“This is a critical piece as we know that during disasters, such as Hurricane Katrina and others, it really takes a toll on the local churches,” Munday said. “They exhaust their resources to help provide for the community. It makes it very difficult for a pastor to continue their role as pastor of the church.”
‘Resilient in Christ’
Resilience is nothing new in the Japan fabric. Sometimes, however, people are resilient to the point of not being vulnerable.
But that is changing.
“I had asked the pastors and their spouses if they would be willing to share their stories,” Munday said. “Quite frankly, I was anticipating they would share briefly with our understanding of the Japanese culture.
“But it was quite the contrast. These pastors and leaders were very open sharing a deep pain and suffering they have experienced. And for nine of them sharing, it was an hour and a half later and they were still sharing.”
Still, there is a spiritual resilience that Munday has seen at times that nearly leaves him speechless.
In one instance, he visited a house of a family that was preparing to start a home church. The tsunami had flooded the house up to the second floor, first-floor windows were shattered and several feet of sea weed, mud and other debris filled the house.
On top of the mess, 36 of the people they were serving in their community died in the tsunami and another seven bodies had yet to be found.
“But they were resilient in Christ,” Munday said. “They were motivated to get their house cleaned up so they could open doors to serve Christ.”
It’s just one of countless examples of how God is using this disaster to bring people closer to Him.
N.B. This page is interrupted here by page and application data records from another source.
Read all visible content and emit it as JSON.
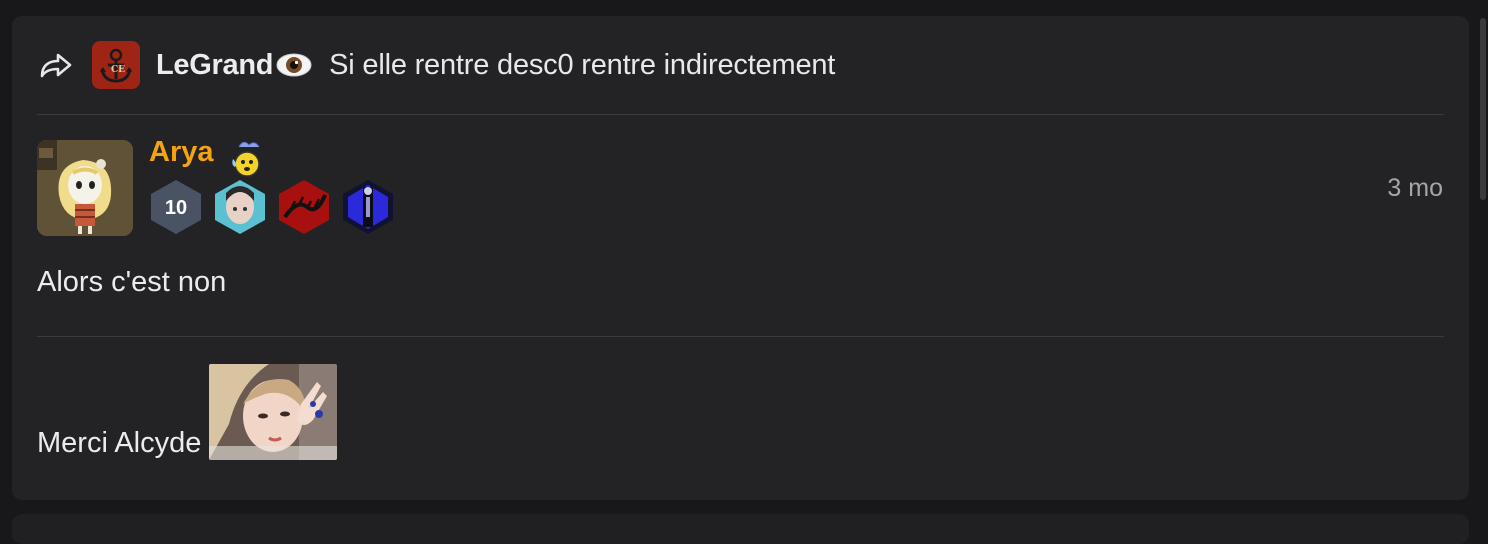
{
  "reply": {
    "icon": "reply-arrow-icon",
    "avatar_icon": "anchor-ship-avatar",
    "username": "LeGrand",
    "emoji": "eye-emoji",
    "text": "Si elle rentre desc0 rentre indirectement"
  },
  "post": {
    "author": {
      "name": "Arya",
      "name_color": "#f5a30f",
      "status_emoji": "sweating-face-emoji",
      "avatar": "blonde-girl-avatar"
    },
    "badges": [
      {
        "label": "10",
        "type": "level-badge",
        "color": "#4a5363"
      },
      {
        "label": "",
        "type": "portrait-badge",
        "color": "#5bc0d0"
      },
      {
        "label": "",
        "type": "red-dragon-badge",
        "color": "#a80f0f"
      },
      {
        "label": "",
        "type": "blue-figure-badge",
        "color": "#2a2ad8"
      }
    ],
    "timestamp": "3 mo",
    "body": "Alors c'est non",
    "second_message": "Merci Alcyde",
    "second_image": "selfie-peace-sign-image"
  },
  "colors": {
    "background": "#18181b",
    "card": "#232326",
    "divider": "#3b3b3f",
    "text": "#ececec",
    "muted": "#a6a6aa"
  }
}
“I just encourage them that time is of the essence. We’re in a window of need,” Munday said. “I believe the wind of the Holy Spirit is at our back.”